Tax Assessor

Tax Assessor

Lisa Perella, CTA

Hours: Fridays, 9 am to 11 am

Office of the Tax Assessor

The assessor occupies a unique position within the framework of local government. Assessors, though selected and appointed by municipal officials, are public officers whose duties are imposed by and defined in state law. When assessing property for taxation, the assessor performs a governmental function as an agent of the Legislature. The assessor is subject to certain local requirements and to supervision at both the county and state levels of government.

New Jersey's real property tax is an ad valorem or "according to value" tax. This means that each person pays tax based on the value of the property he or she owns.

Please see the New Jersey Homeowner's Guide to Property Taxes (below) or the Division of Taxation's How Property is Valued Brochure for more information.

Important Dates

January 10

Tax list for current year finalized

February 1

Notice of Assessment mailed to all taxpayers

See Above Notice

Deadline for filing tax appeals

Guide to Tax Appeals

August 1

Farmland assessment applications due

October 25

Added assessment bills mailed out-- PAYMENT MUST BE RECEIVED BY NOVEMBER 1st

November 1

Tax-exempt applicants must file their I.S. or F.S. form

December 1

Appeals of Added and Omitted Assessments due



Deerfield Township Property Tax Information

In New Jersey, municipalities, schools, and counties set their own budgets independent of each other. A common misunderstanding is the township has a say in the school or county budget--we do not. However, by law we must collect all property taxes budgeted by the schools and the county--they do not have their own tax collectors. We must collect in taxes what they tell us to collect.
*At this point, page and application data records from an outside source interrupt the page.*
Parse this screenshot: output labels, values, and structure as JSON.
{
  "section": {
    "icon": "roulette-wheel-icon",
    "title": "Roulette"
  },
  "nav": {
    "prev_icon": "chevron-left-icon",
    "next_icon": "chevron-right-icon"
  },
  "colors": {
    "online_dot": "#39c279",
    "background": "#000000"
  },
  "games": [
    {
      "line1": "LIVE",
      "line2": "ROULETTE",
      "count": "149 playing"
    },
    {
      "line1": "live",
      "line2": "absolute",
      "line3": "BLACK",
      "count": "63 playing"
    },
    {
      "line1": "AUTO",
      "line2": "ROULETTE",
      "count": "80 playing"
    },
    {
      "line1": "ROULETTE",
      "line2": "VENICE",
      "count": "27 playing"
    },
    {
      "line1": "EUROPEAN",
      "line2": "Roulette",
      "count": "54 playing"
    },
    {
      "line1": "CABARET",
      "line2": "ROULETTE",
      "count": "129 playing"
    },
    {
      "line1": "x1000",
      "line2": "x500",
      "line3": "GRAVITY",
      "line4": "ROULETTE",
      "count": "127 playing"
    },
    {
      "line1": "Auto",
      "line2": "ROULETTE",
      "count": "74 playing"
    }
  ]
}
All property tax money for use by the municipality, the schools, and the county are collected by the municipality through the township Tax Collector. Once collected, the township is required by law to forward the budgeted amount to the schools and county. We cannot withhold their money.

Of the property tax money the township collected in 2020:

the schools received: 62.2%

the county received: 35.3%

the township kept: 2.5%

Of all the property tax money you send to the township, we give 97.5% to other government agencies.

To put it another way, for every $100 of property tax money the township receives, we keep $2.50 for our operations.

That makes us the 4th lowest in the state!!

(The first three towns are all at 0%. Lower Alloways Creek as the nuclear generating station pay all their municipal taxes, Washington Township, Burlington County has the largest amount of state protected land for which they receive a large amount of state money to offset their hosting cost, and Walpack, Sussex County has 11 residents. Deerfield Township is also the only one of those towns that has a part-time career fire/EMS service.)

The schools and county hold public budget meetings just as the township does.